Antiepileptic drugs (AEDs) are used increasingly in clinical practice to treat a number of conditions. However, the relationship between the use of these medications, particularly the newer AEDs, and fracture risk has not been well characterized. We used data from the Women's Health Initiative (WHI) to determine the relationship bewteen the use of AEDs and falls, fractures, and bone mineral density (BMD) over an average of 7.7 years of follow-up. We included 138,667 women (1,385 users of AEDs and 137,282 nonusers) aged 50 to 79 years in this longitudinal cohort analyses. After adjustment for covariates, use of AEDs was positively associated with total fractures [hazard ratio (HR)=1.44, 95% confidence interval (CI) 1.30-1.61], all site-specific fractures including the hip (HR=1.51, 95% CI 1.05-2.17), clinical vertebral fractures (HR=1.60, 95% CI 1.20-2.12), lower arm or wrist fractures (HR=1.40, 95% CI 1.11-1.76), and other clinical fractures (HR=1.46, 95% CI 1.29-1.65) and two or more falls (HR=1.62, 95% CI 1.50-1.74) but not with baseline BMD or changes in BMD (p≥.064 for all sites). Use of more than one and use of enzyme-inducing AEDs were significantly associated with total fractures (HR=1.55, 95% CI 1.15-2.09 and HR=1.36, 95% CI 1.09-1.69, respectively). We conclude that in clinical practice, postmenopausal women who use AEDs should be considered at increased risk for fracture, and attention to fall prevention may be particularly important in these women.

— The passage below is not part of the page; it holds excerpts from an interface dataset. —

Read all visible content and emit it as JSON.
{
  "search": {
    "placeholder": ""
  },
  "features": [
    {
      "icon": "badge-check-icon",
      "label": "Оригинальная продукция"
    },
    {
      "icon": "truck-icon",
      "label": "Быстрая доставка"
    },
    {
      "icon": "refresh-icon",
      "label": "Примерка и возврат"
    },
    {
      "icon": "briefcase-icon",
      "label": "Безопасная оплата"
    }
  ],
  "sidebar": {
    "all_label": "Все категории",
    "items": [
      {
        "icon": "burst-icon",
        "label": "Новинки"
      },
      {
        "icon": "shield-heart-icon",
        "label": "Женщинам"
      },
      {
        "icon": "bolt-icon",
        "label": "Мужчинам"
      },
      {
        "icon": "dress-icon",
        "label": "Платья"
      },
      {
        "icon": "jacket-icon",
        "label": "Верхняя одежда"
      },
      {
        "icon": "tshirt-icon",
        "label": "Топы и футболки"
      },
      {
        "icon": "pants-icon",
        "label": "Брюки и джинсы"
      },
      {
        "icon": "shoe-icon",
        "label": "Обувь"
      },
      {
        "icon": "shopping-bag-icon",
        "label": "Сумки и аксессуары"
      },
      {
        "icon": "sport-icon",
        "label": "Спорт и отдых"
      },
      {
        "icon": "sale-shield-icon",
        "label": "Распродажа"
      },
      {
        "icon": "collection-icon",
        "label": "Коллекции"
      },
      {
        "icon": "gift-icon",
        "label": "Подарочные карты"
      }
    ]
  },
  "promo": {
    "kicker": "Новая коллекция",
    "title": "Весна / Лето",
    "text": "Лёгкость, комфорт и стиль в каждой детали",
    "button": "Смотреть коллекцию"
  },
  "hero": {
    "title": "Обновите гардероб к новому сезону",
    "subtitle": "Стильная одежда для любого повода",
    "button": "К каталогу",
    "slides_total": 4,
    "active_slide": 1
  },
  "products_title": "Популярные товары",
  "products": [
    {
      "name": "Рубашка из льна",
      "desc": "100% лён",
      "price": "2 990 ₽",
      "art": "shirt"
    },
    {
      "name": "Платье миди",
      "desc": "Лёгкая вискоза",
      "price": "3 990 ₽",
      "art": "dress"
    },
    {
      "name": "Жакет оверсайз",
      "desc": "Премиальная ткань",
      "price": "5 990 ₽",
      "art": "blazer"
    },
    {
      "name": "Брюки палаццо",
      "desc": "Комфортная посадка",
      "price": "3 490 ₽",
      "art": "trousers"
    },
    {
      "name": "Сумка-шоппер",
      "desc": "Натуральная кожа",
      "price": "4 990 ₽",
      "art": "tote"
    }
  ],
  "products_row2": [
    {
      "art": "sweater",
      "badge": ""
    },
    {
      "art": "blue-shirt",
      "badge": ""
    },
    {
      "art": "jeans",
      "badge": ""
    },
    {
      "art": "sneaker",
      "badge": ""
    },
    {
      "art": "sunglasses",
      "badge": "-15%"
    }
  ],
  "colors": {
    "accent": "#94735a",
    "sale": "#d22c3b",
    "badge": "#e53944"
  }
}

- Population studies
ASJC Scopus subject areas
- Orthopedics and Sports Medicine
- Endocrinology, Diabetes and Metabolism